● **About this task**:
Reprint each record exactly. Pictures are not reprinted.
Source records section start
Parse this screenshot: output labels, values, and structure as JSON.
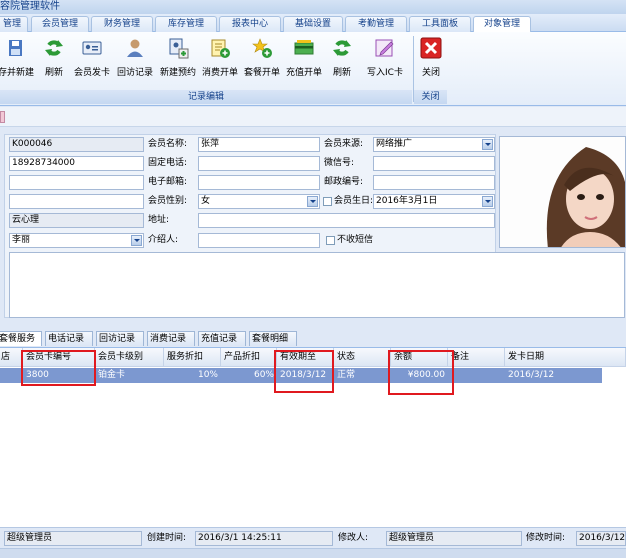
{
  "window": {
    "title": "容院管理软件"
  },
  "menu": {
    "tabs": [
      "管理",
      "会员管理",
      "财务管理",
      "库存管理",
      "报表中心",
      "基础设置",
      "考勤管理",
      "工具面板",
      "对象管理"
    ]
  },
  "ribbon": {
    "buttons": [
      {
        "label": "存并新建",
        "icon": "save-new-icon"
      },
      {
        "label": "刷新",
        "icon": "refresh-icon"
      },
      {
        "label": "会员发卡",
        "icon": "card-issue-icon"
      },
      {
        "label": "回访记录",
        "icon": "user-visit-icon"
      },
      {
        "label": "新建预约",
        "icon": "new-appointment-icon"
      },
      {
        "label": "消费开单",
        "icon": "consume-order-icon"
      },
      {
        "label": "套餐开单",
        "icon": "package-order-icon"
      },
      {
        "label": "充值开单",
        "icon": "recharge-order-icon"
      },
      {
        "label": "刷新",
        "icon": "refresh-icon"
      },
      {
        "label": "写入IC卡",
        "icon": "write-card-icon"
      },
      {
        "label": "关闭",
        "icon": "close-icon"
      }
    ],
    "group_edit": "记录编辑",
    "group_close": "关闭"
  },
  "form": {
    "member_no": "K000046",
    "phone": "18928734000",
    "store": "云心理",
    "staff": "李丽",
    "name_label": "会员名称:",
    "name": "张萍",
    "tel_label": "固定电话:",
    "email_label": "电子邮箱:",
    "gender_label": "会员性别:",
    "gender": "女",
    "address_label": "地址:",
    "referrer_label": "介绍人:",
    "source_label": "会员来源:",
    "source": "网络推广",
    "wechat_label": "微信号:",
    "zip_label": "邮政编号:",
    "birthday_label": "会员生日:",
    "birthday": "2016年3月1日",
    "no_sms": "不收短信"
  },
  "subtabs": [
    "套餐服务",
    "电话记录",
    "回访记录",
    "消费记录",
    "充值记录",
    "套餐明细"
  ],
  "table": {
    "headers": [
      "店",
      "会员卡编号",
      "会员卡级别",
      "服务折扣",
      "产品折扣",
      "有效期至",
      "状态",
      "余额",
      "备注",
      "发卡日期"
    ],
    "rows": [
      [
        "",
        "3800",
        "铂金卡",
        "10%",
        "60%",
        "2018/3/12",
        "正常",
        "¥800.00",
        "",
        "2016/3/12"
      ]
    ]
  },
  "status": {
    "creator": "超级管理员",
    "created_label": "创建时间:",
    "created": "2016/3/1 14:25:11",
    "modifier_label": "修改人:",
    "modifier": "超级管理员",
    "modified_label": "修改时间:",
    "modified": "2016/3/12"
  },
  "colors": {
    "accent": "#15428b",
    "selection": "#7c98d0",
    "highlight": "#e0191f"
  }
}
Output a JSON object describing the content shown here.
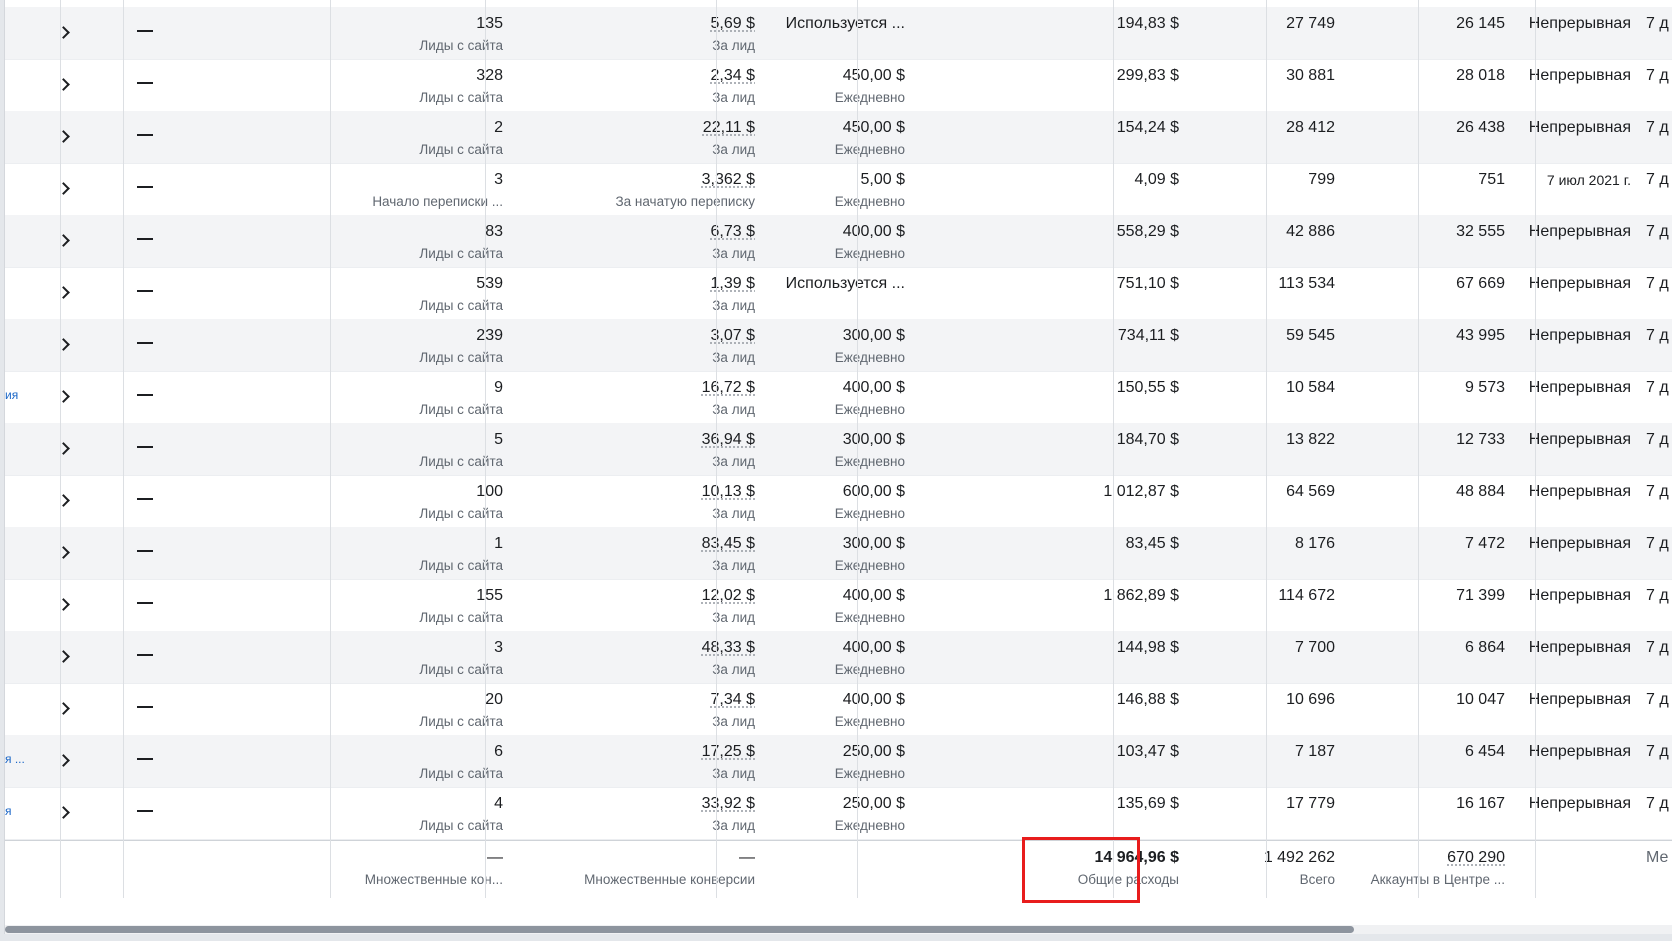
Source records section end
● **Result for this exercise**:
Parse this screenshot: output labels, values, and structure as JSON.
{
  "window": {
    "title": "容院管理软件"
  },
  "menu": {
    "tabs": [
      "管理",
      "会员管理",
      "财务管理",
      "库存管理",
      "报表中心",
      "基础设置",
      "考勤管理",
      "工具面板",
      "对象管理"
    ]
  },
  "ribbon": {
    "buttons": [
      {
        "label": "存并新建",
        "icon": "save-new-icon"
      },
      {
        "label": "刷新",
        "icon": "refresh-icon"
      },
      {
        "label": "会员发卡",
        "icon": "card-issue-icon"
      },
      {
        "label": "回访记录",
        "icon": "user-visit-icon"
      },
      {
        "label": "新建预约",
        "icon": "new-appointment-icon"
      },
      {
        "label": "消费开单",
        "icon": "consume-order-icon"
      },
      {
        "label": "套餐开单",
        "icon": "package-order-icon"
      },
      {
        "label": "充值开单",
        "icon": "recharge-order-icon"
      },
      {
        "label": "刷新",
        "icon": "refresh-icon"
      },
      {
        "label": "写入IC卡",
        "icon": "write-card-icon"
      },
      {
        "label": "关闭",
        "icon": "close-icon"
      }
    ],
    "group_edit": "记录编辑",
    "group_close": "关闭"
  },
  "form": {
    "member_no": "K000046",
    "phone": "18928734000",
    "store": "云心理",
    "staff": "李丽",
    "name_label": "会员名称:",
    "name": "张萍",
    "tel_label": "固定电话:",
    "email_label": "电子邮箱:",
    "gender_label": "会员性别:",
    "gender": "女",
    "address_label": "地址:",
    "referrer_label": "介绍人:",
    "source_label": "会员来源:",
    "source": "网络推广",
    "wechat_label": "微信号:",
    "zip_label": "邮政编号:",
    "birthday_label": "会员生日:",
    "birthday": "2016年3月1日",
    "no_sms": "不收短信"
  },
  "subtabs": [
    "套餐服务",
    "电话记录",
    "回访记录",
    "消费记录",
    "充值记录",
    "套餐明细"
  ],
  "table": {
    "headers": [
      "店",
      "会员卡编号",
      "会员卡级别",
      "服务折扣",
      "产品折扣",
      "有效期至",
      "状态",
      "余额",
      "备注",
      "发卡日期"
    ],
    "rows": [
      [
        "",
        "3800",
        "铂金卡",
        "10%",
        "60%",
        "2018/3/12",
        "正常",
        "¥800.00",
        "",
        "2016/3/12"
      ]
    ]
  },
  "status": {
    "creator": "超级管理员",
    "created_label": "创建时间:",
    "created": "2016/3/1 14:25:11",
    "modifier_label": "修改人:",
    "modifier": "超级管理员",
    "modified_label": "修改时间:",
    "modified": "2016/3/12"
  },
  "colors": {
    "accent": "#15428b",
    "selection": "#7c98d0",
    "highlight": "#e0191f"
  }
}
Output a JSON object describing the content shown here.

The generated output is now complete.